ITC Rules For Apple in HTC Patent Case [Updated]
A judge with the US International Trade Commission ruled today that HTC violated two of Apple's patents in a year-long case filed last March. Apple had accused HTC of violating 20 of its patents, and filed a second complaint this week, claiming infringement of five more patents. HTC has said it will appeal the decision.
When it initially filed the lawsuit, Apple CEO Steve Jobs explained why it was taking legal action:
We can sit by and watch competitors steal our patented inventions, or we can do something about it. We’ve decided to do something about it. We think competition is healthy, but competitors should create their own original technology, not steal ours.
If HTC's appeal fails, it will be required to settle with Apple over the patents. However, FOSS Patents' Florian Mueller notes the ITC decision could be very bad for Android, if Apple refuses to settle:
Depending on which two patents HTC infringes and on whether the Commission affirms the ALJ's decision, this could in a worst-case scenario result in a shutdown of many or even all Android-based HTC products in the U.S. market. In a less extreme scenario, HTC might have to remove certain functionality from its products, and that could result in a significant degradation of the user experience and quality of those devices.
Mueller notes that Apple has two ITC complaints and three federal lawsuits currently in motion against HTC, with 16 other patents in question aside from the ones in today's decision.
The United States International Trade Commission is an independent federal agency that, among other things, adjudicates cases involving imports that allegedly infringe intellectual property rights." It has the power, in rare cases, to ban infringing products from the country entirely.
Update: These are the two patents the judge feels are being infringed:
- U.S. Patent No. 5,946,647 on a "system and method causes a computer to detect and perform actions on structures identified in computer data."
- U.S. Patent No. 6,343,263 on a "data transmission system having a real-time data engine for processing isochronous streams of data includes an interface device that provides a physical and logical connection of a computer to any one or more of a variety of different types of data networks."
Both of these patents are at issue in the lawsuits between Apple and Motorola as well.
Top Rated Comments
It's called competition on a level playing field. HTC has equal rights to patent their IP and defend it against Apple or any other competitor.
Either one can invest into R&D and actually hire professionals to do the research or risk legal action for IP theft.
It appears this generation thinks now, more than ever, that IP theft is virtuous and investing in the education of a growing technical staff is not an action of virtue.
Wow, this has really thrown you off your rocker...

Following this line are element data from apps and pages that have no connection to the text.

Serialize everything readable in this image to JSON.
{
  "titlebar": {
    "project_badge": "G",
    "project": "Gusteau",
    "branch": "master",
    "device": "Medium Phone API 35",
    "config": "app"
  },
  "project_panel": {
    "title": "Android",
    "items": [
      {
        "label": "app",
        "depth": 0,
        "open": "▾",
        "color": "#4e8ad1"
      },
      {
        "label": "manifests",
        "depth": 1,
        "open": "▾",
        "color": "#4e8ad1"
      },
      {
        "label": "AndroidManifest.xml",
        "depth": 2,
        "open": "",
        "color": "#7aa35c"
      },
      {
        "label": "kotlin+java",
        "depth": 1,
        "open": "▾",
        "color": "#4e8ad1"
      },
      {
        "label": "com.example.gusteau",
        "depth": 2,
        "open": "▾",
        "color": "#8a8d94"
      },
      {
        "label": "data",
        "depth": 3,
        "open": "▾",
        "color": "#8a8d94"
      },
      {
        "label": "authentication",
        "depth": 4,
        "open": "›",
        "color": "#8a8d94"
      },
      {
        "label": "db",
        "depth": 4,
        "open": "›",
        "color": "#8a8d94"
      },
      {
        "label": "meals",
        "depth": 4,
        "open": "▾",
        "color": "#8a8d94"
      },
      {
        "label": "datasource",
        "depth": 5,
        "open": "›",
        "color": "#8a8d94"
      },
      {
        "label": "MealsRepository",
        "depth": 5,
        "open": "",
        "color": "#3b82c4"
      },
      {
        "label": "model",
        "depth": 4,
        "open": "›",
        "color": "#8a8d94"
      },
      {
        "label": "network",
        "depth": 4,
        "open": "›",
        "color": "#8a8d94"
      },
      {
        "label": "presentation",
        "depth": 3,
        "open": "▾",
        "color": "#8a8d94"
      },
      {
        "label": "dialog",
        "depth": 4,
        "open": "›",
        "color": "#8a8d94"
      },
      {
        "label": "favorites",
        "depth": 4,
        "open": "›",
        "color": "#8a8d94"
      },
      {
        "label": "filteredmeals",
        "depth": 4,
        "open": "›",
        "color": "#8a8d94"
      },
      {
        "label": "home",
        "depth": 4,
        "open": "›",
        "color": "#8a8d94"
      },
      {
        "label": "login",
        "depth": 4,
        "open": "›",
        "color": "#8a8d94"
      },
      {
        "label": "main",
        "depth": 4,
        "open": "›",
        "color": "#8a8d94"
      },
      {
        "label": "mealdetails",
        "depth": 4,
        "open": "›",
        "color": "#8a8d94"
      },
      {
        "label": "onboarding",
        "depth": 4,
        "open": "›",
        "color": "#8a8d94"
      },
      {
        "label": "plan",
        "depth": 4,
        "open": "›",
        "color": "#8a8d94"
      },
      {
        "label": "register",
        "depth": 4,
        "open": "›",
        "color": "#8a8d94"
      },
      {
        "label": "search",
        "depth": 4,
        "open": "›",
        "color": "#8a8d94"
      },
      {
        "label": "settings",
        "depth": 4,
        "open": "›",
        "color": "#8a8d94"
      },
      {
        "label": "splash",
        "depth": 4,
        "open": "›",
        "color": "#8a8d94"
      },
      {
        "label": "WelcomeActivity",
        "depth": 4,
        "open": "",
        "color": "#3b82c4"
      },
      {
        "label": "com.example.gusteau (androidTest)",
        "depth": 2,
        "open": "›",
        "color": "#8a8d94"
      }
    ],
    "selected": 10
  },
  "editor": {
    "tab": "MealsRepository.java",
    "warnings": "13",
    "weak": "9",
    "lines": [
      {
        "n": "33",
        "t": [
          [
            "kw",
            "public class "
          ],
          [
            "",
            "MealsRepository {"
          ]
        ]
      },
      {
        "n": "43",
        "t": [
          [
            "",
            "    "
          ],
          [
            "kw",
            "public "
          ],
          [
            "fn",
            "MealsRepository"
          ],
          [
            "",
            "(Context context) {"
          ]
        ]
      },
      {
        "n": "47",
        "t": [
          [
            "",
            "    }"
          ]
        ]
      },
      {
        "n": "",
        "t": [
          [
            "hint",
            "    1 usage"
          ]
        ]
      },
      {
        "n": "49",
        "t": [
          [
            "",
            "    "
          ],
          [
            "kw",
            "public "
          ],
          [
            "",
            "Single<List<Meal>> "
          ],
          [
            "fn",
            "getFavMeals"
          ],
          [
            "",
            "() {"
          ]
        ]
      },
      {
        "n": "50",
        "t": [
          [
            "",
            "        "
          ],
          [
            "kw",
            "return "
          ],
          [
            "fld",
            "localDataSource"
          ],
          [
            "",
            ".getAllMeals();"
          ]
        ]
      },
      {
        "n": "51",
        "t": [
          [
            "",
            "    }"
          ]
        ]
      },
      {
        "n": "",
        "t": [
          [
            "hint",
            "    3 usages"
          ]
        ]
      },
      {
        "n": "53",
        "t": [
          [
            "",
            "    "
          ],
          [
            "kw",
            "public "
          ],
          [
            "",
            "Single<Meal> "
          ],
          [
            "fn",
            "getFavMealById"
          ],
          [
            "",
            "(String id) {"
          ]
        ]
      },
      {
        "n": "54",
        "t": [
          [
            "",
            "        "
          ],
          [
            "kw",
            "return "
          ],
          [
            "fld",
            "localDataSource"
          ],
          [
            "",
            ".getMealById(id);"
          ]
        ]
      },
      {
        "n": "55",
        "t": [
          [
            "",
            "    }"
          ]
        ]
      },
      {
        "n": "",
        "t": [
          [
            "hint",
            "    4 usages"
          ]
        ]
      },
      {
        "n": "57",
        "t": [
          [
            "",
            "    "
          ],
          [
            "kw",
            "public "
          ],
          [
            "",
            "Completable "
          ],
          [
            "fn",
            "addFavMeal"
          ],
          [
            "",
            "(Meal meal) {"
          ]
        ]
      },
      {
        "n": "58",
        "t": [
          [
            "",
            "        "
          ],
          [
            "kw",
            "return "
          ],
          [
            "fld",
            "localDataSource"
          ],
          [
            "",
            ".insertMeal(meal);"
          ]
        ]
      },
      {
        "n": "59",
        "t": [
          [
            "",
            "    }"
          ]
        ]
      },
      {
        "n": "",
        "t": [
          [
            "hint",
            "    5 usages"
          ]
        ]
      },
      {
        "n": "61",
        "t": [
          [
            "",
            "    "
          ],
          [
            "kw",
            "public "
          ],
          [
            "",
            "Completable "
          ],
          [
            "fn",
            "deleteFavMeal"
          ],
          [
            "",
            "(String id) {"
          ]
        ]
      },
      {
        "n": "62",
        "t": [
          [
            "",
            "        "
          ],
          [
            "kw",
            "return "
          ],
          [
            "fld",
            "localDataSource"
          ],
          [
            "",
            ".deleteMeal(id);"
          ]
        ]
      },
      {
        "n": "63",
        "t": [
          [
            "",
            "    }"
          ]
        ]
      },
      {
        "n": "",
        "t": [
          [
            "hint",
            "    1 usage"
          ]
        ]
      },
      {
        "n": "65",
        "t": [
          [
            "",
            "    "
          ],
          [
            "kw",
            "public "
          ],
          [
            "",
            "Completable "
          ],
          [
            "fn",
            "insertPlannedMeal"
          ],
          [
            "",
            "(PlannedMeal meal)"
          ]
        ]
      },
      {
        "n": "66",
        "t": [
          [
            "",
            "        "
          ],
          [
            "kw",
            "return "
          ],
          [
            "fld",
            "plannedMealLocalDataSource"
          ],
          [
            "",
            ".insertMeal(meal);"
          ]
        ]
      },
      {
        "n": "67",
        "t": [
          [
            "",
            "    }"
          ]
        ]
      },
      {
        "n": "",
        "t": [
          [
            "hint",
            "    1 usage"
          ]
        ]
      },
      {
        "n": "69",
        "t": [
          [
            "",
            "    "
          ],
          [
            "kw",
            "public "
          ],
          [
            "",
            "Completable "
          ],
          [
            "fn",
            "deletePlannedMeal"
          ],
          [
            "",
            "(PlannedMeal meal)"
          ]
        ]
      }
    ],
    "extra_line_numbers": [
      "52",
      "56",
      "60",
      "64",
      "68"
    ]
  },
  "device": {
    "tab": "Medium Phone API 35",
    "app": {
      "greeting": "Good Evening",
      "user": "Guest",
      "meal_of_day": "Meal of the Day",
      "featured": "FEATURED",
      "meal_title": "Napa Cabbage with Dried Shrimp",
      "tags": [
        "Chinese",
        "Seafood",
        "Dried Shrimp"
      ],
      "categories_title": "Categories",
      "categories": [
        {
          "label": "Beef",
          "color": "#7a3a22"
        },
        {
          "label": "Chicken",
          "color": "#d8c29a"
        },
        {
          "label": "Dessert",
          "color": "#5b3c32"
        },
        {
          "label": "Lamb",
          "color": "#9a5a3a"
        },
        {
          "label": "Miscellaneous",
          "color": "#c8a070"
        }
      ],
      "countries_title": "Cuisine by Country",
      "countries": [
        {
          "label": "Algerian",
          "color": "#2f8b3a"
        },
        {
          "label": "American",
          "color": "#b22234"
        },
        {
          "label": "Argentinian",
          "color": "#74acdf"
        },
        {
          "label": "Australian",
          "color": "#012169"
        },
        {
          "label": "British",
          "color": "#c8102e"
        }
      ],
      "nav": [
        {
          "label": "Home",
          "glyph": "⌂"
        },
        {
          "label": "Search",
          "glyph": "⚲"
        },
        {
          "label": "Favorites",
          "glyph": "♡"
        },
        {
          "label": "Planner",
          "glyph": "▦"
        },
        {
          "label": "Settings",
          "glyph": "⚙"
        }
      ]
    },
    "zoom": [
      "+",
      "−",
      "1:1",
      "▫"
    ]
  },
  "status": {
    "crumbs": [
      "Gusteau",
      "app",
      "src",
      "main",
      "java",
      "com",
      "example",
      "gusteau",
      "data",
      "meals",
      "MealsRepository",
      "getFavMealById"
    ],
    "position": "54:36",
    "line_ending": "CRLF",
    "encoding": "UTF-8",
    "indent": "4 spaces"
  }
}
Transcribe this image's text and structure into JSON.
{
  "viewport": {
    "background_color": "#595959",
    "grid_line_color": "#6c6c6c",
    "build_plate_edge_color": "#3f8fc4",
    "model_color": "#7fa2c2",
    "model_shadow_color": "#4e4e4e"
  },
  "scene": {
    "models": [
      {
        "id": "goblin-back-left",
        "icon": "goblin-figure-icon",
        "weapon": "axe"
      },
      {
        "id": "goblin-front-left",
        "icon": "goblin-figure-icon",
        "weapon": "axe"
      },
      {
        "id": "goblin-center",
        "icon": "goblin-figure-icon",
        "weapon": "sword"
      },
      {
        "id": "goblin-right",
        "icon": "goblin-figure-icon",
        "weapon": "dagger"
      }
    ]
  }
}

No, Apple isn't the only one doing great stuff in the mobile platform. You can look at Palm (HP) and MS (honestly, WP7 is pretty good) who are doing new, interesting stuff. However, Android was a total rip-off of a LOT of things. Apple's design, and smartphone concept, in the user facing areas, and Java in the fundamentals.
I agree. Apple should licence those patents on a fair and reasonable basis. They should be awarded some retroactive money based on historical sales, and HTC should be made to pay Apple an additional punitive amount based on damages to Apple.
However, they should not be prevented from selling their phones. That is not the point of the patent process.
For someone who claims they idolize the man you have zero knowledge of the relation that was PARC and Apple.
XEROX got $125 Million in stock they immediately sold when Apple had their IPO.
If they held onto it it would be in the tens of billions, in today's valuation.
XEROX licensed their IP to Apple and had no interest in the personal computer paradigm. They were the fools.